At the same time, I was also fundraising around the world. During 2019 I played in national bridge competitions in Scotland and England. At an international level I competed in Portugal (European mixed championships), USA (Spring Nationals), Norway (women’s teams), China (Venice Cup) and Turkey (Open Europeans). Wherever I went I distributed funding leaflets, put up displays, gave short presentations and answered questions about the project. It distracted me a little from my bridge playing at these events, but it was worth it to raise further research funds.
A range of players, bridge organisations, bridge clubs and bridge-playing sponsors (wealthy individuals who fund bridge teams to play in top events), donated varying amounts from as little as £5 and as much as $20,000. Most small donations were around £50 and larger donations were about £2,000. It varied enormously and it was a lot harder to raise the money than we had anticipated.
The campaign was planned to last just two months and we hoped to raise £45,000 in that time.
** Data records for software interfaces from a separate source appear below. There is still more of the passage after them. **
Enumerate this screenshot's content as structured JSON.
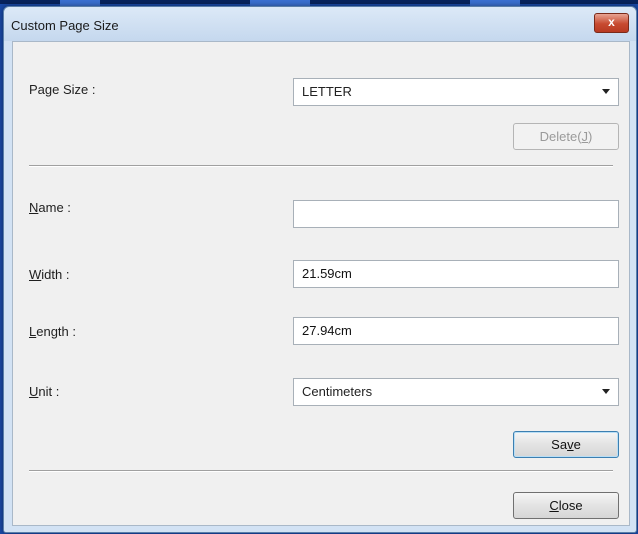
{
  "dialog": {
    "title": "Custom Page Size",
    "close_glyph": "x"
  },
  "page_size": {
    "label": "Page Size :",
    "value": "LETTER",
    "delete_label_pre": "Delete(",
    "delete_label_key": "J",
    "delete_label_post": ")"
  },
  "name": {
    "label_key": "N",
    "label_rest": "ame :",
    "value": ""
  },
  "width": {
    "label_key": "W",
    "label_rest": "idth :",
    "value": "21.59cm"
  },
  "length": {
    "label_key": "L",
    "label_rest": "ength :",
    "value": "27.94cm"
  },
  "unit": {
    "label_key": "U",
    "label_rest": "nit :",
    "value": "Centimeters"
  },
  "buttons": {
    "save_pre": "Sa",
    "save_key": "v",
    "save_post": "e",
    "close_key": "C",
    "close_rest": "lose"
  },
  "colors": {
    "title_bar": "#c5d8ee",
    "close_button": "#c74a30",
    "client_bg": "#f0f0f0"
  },
  "icons": {
    "close": "close-icon",
    "dropdown": "chevron-down-icon"
  }
}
It was very slow and, despite writing to 800 bridge clubs in the UK, we had direct responses from fewer than 20 bridge clubs in the UK. That was disappointing and I soon realised that people needed more information before they would support the initiative.
The University of Stirling mascot helped launch Keep Bridge Alive in February 2019
Promoting bridge research
Initially there was a lot of scepticism. I faced countless questions and concerns about exactly what the money was for, what the intended outputs were and how research could practically benefit the bridge community. That scepticism forced me to work hard to convince the bridge community that this was a beneficial opportunity. It also motivated me to articulate more clearly what we were trying to achieve and to present the arguments in the most appropriate way. It was a learning journey, and one that continues.
BAMSA’s aim is to use research findings collaboratively with bridge organisations to meet three key aims: increased participation, image shift and sustainability of the mindsport. But it takes time and effort to build trust and understanding. It involves making high-level presentations (to the executive committees of the European Bridge League and the World Bridge Federation, for example), analysing the needs of stakeholders and managing the expectations of research partners. For most non-academics, for example, the length of time between fieldwork and publication